Too bad he’s too late. The case in Washington wasn’t the work of Newton, but merely a deranged owner of an abandoned dairy farm. He just wanted to be “close to them,” which is pretty much Psycho Killer 101, along with the jars full of organs from past victims as well. Before departing, Mathis offers Peter advice that might come in handy in a few episodes in the form of an anecdote: she became a cop to avenge the murder of her family, but found a home instead of revenge in the police force. Interesting advice, in that immediately after Newton gets the drop on Peter and introduces him to “The Secretary.” That man? The Walternate, of course: the man that walked across the bridge, the man from the other side, now here to take his son home. And, in the process, possibly end all life in this universe.
A few bullets from tonight’s episode:
I sort of scoffed at this line by Mathis: “You’re looking for meaning in things that have no meaning.” How very meta. Am I watching “Lost” again? Isn’t this Thursday, not Tuesday?
I would definitely watch a show in which Peter Bishop went from town to town, solving bizarre mysteries with the background of an impending apocalypse hanging over each week. But I’m pretty sure that “Supernatural” already is running with this idea. Still, I like the idea of “Droppin’ Mad Science,” which is the title I just gave this Peter Bishop anthology-series. Make it so, FOX. Make it so.
That Bazooka Joe comic (with its “You Can’t Get There From Here!” punchline) was a little too anvilicious for my tastes, but then again, this entire episode was an exercise in reteaching Peter Bishop the value of unusual families in unusual times.

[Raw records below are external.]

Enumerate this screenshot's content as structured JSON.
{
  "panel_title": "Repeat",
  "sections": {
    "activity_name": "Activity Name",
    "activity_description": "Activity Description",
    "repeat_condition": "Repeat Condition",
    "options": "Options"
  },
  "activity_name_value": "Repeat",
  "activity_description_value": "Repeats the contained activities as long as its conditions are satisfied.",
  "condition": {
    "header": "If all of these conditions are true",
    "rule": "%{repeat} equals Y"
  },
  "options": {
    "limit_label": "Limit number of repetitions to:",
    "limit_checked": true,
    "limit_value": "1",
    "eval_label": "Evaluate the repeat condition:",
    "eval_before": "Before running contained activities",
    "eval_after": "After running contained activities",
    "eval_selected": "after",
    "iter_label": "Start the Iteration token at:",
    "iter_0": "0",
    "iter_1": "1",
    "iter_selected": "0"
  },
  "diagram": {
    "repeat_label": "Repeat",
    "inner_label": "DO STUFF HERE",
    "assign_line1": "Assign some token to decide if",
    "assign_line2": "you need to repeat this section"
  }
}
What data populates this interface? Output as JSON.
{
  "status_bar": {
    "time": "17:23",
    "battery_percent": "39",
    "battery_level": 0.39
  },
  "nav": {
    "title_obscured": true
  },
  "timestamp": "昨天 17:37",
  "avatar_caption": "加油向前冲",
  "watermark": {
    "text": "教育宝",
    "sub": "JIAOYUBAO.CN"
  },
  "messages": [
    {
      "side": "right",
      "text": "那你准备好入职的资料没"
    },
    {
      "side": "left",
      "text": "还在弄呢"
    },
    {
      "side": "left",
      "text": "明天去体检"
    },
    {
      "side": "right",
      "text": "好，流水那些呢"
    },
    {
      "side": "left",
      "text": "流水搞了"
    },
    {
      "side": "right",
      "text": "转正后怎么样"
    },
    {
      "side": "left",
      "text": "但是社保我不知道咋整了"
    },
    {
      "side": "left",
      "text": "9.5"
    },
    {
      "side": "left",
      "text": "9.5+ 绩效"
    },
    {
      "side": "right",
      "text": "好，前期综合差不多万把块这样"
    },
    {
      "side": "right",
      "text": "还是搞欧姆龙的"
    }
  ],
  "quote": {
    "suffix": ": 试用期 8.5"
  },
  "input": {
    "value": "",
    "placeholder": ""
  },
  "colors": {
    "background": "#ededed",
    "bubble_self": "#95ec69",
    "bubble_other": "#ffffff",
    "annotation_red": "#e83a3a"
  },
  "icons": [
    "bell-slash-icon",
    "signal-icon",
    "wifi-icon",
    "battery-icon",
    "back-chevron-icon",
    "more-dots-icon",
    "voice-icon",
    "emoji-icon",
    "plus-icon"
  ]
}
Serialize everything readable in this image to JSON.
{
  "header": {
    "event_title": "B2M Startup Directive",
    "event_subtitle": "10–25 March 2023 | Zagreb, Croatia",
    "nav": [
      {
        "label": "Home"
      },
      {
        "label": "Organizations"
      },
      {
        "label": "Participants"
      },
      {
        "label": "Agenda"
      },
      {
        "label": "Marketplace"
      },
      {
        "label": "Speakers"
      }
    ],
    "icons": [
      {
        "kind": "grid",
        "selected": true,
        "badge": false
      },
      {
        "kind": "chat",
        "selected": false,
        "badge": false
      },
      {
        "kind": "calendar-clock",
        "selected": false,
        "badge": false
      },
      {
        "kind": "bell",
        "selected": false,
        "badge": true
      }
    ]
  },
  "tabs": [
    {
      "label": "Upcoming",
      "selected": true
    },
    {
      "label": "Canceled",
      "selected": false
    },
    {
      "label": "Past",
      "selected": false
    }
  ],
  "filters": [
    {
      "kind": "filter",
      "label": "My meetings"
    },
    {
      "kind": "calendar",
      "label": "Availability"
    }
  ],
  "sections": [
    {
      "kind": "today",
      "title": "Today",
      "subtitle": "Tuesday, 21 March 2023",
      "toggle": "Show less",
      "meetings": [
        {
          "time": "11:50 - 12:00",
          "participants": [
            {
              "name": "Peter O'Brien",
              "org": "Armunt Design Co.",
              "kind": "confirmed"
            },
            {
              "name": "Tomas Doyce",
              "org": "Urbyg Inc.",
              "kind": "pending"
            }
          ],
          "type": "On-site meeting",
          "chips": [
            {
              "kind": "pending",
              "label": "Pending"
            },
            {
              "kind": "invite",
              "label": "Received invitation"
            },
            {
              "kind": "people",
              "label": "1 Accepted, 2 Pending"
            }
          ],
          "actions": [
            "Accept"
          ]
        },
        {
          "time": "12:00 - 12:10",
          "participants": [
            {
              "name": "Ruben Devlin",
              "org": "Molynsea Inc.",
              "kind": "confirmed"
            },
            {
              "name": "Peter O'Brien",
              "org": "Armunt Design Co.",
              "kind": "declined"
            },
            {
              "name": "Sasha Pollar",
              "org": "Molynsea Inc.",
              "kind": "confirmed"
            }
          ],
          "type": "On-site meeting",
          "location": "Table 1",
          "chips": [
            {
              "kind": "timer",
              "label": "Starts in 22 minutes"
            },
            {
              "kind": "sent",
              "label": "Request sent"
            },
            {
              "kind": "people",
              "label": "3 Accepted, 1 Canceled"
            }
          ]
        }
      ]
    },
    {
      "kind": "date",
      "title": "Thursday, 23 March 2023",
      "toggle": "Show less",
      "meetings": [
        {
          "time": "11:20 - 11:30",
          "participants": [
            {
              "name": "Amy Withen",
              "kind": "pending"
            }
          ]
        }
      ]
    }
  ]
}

I can’t wait to find out what the Walternate is Secretary of, exactly. Defense? Science? Interdimensional Buttkicking? Does “Secretary” even mean the same thing over there as it does here? Can’t wait to find out.
Another shout-out from “The Man From The Other Side,” in addition to the pecan pie: Peter’s cartography skills getting another workout in triangulating the possible location for the medical facility used to extract body parts from his victims. With the tendencies in shows to rely on Magical Technology to solve problems (both literally magical and the type of magic employed by “24” where people can whip up programs on the fly with ease), it’s nice to see a low-tech solution to problems employed.
I realize that these shows have budgets, but they couldn’t have picked a better song for that mix CD? I would have put The Doors’ “Break on Through” as Track 1. Guess the rights to that were too expensive.
After the masterful build-up after its long hiatus, culminating with Peter’s realization of his true origin, “Fringe” has largely stood in place over the last two weeks. Last week’s noir-themed mindscape was a fun (albeit late in the game) diversion, but this week’s episode really felt like padding before the final push. The misdirections involving Newton didn’t feel clever so much as manipulative, with the entire point simply to bounce him around until the final, “shocking” reveal. Given that the identity of The Secretary wasn’t that hard to guess, I suppose only that he appeared tonight could be classified as a surprise. Charles Dickens once wrote a tale about two cities. “Fringe” is writing a tale about two fathers. I’m on board for what’s to come, but it’s taken us a little longer than I expected to actually get there.
What did you make of Peter’s Pacific detour: necessary to set the stage or simply a waste of time? Is Peter’s importance defined by his two fathers, or by something intrinsic within himself? What songs would you have put on Peter’s CD? Leave your thoughts below!